by John Amato, Vice President, Data Center Systems

IT must support a growing num­ber of applications and services running on a 24x7x365 basis and secure them against an array of constantly evolving cyber threats. Worse yet, IT organiza­tions aren’t being resourced in proportion to their growing challenges, so it all must be done with unprecedented efficiency.

Just listen to three IT professionals talk about modern data center issues on a short video hosted on the interactive Fibre Channel Industry Associations’ (FCIA) Knowledge Vault.

IT leaders have embraced a variety of solutions to address these challenges, but they often overlook a critical aspect of their data center: the connectivity manage­ment systems that support mission-critical SAN, mainframe and network environments.

Data center connectivity is the equivalent of the human body’s circulatory system. It’s the lifeline between the “critical organs” of IT: the network switches, servers, director-class switches and storage devices. If this circulatory system doesn’t meet the demands of the vital organs, the health of data center IT as a whole is jeopardized.

Neglecting data center connectivity management leads to issues that can seriously undermine the health of the data center. These include:

• Inadequate performance. At higher speeds, connectivity infrastructure becomes far more sensitive to issues such as distance and imperfect connections leading to a loss of signal strength. So as tempting it might be to invest in to invest in 16Gbps Fibre Channel switch technol­ogy, it simply doesn’t make sense when the fiber plant itself can’t support 16Gbps.

• Cabling chaos. Fiber is becoming more prevalent and connections in the data center are often installed haphazardly over time. This makes changes and troubleshooting more time-consuming and susceptible to human error.

• Link-loss budget. High-throughput applica­tions exhibit a lower tolerance for link loss than older IT services. IT has to optimize fiber connectivity attributes such as link distance, connection types and the total number of end-to-end connection and insertion points to ensure reliability.

• Termination and connection issues. Certain types of fiber connectors are especially susceptible to subtle reflec­tion and misalignment impairments that can adversely affect high-performance applica­tions and be difficult to diagnose.

Fiber Connectivity Management Best Practices

A set of proven solutions is available for transforming data center fiber infra­structure in ways that align with core IT objec­tives. These solutions include:

• Structured cabling. TIA-942 cable infrastructure design standards provide practical guidelines for key fiber connectivity param­eters, such as cabling distances, pathways, site selection, space, layout and replication of all active ports on a CPL (Central Patching Location).

• Best-in-class hardware. Fiber hardware solutions can ensure the integrity and manageability of data center connectivity such as advanced “mimic” panels that prevent excessive handling of sensitive connectors, stag­gered cabling architectures that eliminate slack and factory-terminated connec­tions that safeguard signal integrity.
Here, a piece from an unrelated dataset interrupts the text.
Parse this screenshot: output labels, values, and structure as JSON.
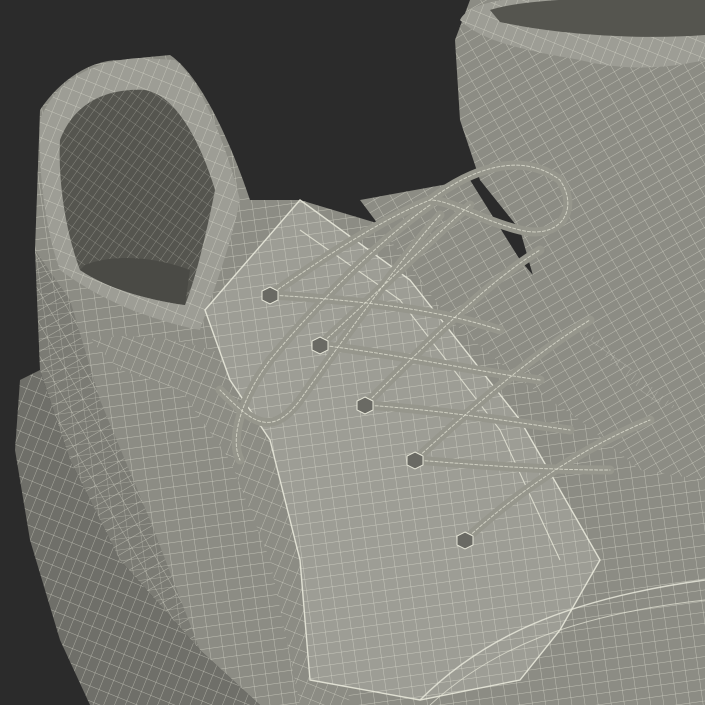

By taking advantage of these solutions, IT organizations can upgrade to the high-performance, change-friendly fiber environment neces­sary to support intense data center workloads. They also can ensure that their data center fiber connectiv­ity won’t cause performance bottlenecks.

Essential Outcomes

The right fiber infrastructure to support evolving storage requirements protects the health of the data center connectivity infra­structure and empowers IT to: 

• Better meet the escalating demands of the business

• Substantially reduce risk 

• Improve allocation of limited OpEx budgets

Only fiber delivers the high throughput and low latency required by massive data applications. That’s why IT leaders should make a sober assessment of the current state of their data center’s circulatory system and take steps now to safeguard its health not just for the next weeks or months — but for the highly chal­lenging years to come.